Work instruction => Your answer should be one number, the count of lines in the listing below containing the word "JSON".

Record excerpts =>
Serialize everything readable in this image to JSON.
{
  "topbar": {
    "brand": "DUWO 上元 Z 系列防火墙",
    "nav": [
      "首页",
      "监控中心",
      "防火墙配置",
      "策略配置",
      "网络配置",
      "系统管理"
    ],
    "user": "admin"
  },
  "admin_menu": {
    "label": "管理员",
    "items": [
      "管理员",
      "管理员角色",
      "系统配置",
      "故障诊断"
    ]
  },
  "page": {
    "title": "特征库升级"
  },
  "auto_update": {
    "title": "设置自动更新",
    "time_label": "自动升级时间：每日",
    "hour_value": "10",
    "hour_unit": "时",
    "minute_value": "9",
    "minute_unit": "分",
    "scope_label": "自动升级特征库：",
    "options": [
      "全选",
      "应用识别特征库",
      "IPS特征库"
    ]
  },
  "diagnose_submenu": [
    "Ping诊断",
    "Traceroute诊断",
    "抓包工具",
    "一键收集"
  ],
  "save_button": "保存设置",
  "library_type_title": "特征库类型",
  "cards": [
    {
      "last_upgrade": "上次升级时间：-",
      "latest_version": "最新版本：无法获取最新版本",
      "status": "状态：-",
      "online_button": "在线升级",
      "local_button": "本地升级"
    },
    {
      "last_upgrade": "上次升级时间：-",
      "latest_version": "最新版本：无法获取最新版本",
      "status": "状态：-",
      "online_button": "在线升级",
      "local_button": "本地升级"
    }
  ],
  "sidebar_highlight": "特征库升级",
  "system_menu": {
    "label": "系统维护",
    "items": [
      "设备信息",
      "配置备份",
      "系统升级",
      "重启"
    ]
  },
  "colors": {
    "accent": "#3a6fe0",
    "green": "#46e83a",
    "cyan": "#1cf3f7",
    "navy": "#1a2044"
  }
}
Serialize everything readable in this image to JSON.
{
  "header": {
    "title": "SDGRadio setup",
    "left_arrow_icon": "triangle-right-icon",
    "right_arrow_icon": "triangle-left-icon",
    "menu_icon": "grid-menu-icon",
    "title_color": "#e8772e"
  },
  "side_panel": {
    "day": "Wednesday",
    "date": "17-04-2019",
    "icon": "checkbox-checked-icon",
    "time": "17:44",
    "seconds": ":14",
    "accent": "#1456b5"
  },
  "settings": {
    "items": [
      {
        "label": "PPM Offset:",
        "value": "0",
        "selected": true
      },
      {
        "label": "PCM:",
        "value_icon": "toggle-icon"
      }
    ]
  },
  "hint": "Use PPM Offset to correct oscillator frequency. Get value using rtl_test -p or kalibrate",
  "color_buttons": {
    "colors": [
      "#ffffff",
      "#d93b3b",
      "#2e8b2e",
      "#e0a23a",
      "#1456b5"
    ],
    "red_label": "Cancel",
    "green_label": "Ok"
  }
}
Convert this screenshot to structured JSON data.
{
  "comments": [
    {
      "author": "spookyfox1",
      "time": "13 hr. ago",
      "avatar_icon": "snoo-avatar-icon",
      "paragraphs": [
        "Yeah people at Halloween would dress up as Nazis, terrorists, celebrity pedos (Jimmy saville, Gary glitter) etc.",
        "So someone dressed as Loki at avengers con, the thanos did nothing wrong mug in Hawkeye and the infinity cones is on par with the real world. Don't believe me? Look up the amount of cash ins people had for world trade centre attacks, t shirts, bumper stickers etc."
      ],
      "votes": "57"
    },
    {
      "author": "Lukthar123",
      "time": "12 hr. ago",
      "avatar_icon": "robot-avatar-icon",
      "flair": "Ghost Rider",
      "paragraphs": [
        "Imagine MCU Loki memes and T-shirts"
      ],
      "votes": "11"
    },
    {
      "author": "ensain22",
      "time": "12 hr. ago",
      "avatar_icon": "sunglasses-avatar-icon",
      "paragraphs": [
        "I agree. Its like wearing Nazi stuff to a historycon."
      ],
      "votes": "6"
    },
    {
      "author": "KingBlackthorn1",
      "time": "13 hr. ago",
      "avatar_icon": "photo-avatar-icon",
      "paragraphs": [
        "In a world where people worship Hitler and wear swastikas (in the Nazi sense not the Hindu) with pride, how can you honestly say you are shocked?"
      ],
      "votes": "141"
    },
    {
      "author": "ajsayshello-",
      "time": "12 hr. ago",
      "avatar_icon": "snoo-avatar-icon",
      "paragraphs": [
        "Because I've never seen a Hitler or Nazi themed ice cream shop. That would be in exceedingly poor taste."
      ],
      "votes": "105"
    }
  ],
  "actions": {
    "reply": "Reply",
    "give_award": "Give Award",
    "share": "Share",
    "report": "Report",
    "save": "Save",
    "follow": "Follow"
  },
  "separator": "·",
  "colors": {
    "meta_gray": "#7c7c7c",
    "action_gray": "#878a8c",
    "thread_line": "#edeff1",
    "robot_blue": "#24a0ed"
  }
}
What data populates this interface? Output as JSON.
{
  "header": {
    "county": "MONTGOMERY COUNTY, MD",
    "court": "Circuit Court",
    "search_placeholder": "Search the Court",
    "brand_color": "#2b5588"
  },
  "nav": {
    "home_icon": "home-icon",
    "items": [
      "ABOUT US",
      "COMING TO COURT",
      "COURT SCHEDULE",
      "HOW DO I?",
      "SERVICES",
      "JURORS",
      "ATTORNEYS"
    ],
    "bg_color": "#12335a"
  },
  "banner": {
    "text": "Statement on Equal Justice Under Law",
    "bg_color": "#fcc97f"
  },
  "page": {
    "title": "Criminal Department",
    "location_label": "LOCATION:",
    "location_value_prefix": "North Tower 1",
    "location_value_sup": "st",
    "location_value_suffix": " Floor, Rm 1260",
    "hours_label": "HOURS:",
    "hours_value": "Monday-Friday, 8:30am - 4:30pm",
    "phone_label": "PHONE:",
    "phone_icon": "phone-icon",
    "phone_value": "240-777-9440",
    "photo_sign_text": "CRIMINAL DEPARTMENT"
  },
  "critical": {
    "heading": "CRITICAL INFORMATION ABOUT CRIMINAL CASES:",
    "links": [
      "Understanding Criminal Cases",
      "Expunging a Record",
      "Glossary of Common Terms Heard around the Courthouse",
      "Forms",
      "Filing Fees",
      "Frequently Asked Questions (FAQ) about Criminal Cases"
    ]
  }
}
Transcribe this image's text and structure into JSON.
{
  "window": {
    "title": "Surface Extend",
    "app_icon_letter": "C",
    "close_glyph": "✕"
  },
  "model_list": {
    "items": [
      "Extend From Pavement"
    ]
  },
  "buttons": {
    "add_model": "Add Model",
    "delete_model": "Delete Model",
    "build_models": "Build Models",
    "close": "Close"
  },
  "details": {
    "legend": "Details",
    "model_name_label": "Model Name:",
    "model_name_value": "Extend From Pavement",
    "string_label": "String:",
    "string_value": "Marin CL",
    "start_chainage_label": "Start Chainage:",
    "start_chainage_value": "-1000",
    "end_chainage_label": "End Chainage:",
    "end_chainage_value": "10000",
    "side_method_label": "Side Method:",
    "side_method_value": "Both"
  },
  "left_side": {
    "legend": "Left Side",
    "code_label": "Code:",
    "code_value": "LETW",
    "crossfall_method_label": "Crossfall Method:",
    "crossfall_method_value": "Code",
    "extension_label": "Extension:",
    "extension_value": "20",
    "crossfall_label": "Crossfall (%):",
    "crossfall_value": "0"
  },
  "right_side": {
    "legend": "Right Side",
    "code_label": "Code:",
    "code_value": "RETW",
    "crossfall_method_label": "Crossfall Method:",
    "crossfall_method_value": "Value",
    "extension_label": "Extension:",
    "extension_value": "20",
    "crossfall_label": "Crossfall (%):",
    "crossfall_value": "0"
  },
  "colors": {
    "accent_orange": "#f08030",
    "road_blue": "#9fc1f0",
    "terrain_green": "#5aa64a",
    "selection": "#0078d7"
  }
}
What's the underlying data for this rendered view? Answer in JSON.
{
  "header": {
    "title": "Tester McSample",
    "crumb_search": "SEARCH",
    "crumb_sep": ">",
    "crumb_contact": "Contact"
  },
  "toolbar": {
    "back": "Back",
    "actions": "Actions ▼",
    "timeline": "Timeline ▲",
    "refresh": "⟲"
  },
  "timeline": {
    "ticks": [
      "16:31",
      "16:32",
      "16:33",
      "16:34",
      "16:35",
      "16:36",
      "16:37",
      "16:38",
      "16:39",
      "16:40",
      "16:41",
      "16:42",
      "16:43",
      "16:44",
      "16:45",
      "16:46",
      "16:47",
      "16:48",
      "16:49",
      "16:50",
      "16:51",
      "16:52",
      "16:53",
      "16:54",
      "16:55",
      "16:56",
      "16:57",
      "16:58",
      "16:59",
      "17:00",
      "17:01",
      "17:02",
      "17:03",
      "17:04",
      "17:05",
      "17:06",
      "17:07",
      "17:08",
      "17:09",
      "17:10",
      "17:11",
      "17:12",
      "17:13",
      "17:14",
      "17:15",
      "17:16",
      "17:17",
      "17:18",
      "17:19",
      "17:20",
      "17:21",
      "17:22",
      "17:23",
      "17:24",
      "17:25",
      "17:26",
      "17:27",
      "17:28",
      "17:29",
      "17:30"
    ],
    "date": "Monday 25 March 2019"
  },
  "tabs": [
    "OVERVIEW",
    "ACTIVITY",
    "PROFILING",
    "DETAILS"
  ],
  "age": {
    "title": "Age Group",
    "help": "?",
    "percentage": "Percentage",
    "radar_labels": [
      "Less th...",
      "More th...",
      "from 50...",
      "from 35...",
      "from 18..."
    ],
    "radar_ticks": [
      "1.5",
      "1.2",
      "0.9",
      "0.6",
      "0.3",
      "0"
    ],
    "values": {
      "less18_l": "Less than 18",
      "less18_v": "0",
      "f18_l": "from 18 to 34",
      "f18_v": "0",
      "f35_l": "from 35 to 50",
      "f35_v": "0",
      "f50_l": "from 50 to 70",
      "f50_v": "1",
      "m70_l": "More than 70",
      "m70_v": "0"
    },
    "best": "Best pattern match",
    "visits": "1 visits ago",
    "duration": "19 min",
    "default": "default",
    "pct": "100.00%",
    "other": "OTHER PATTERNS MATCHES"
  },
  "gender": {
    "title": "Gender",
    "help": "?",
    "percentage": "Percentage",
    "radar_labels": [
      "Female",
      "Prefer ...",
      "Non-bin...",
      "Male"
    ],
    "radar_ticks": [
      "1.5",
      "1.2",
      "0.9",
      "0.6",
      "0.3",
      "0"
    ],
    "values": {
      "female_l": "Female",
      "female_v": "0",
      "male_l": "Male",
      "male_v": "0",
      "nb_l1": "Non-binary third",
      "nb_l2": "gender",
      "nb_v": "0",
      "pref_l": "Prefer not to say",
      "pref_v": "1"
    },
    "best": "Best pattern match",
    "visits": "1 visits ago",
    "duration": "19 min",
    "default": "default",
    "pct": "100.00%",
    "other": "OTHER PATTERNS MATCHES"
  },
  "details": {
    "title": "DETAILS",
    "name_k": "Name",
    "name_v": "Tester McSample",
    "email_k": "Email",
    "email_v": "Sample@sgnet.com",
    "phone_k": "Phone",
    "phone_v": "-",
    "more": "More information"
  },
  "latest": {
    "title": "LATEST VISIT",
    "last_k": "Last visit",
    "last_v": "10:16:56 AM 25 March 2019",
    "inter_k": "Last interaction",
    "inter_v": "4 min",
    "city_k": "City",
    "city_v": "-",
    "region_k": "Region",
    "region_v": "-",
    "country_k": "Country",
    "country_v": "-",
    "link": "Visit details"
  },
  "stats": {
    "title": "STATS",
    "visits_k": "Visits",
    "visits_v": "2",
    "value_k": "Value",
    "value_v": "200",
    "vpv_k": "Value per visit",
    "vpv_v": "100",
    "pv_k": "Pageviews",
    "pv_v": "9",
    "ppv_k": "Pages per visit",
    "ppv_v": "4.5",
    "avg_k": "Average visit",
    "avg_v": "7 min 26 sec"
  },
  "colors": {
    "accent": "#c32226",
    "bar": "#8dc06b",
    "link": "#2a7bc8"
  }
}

Result of the exercise => 6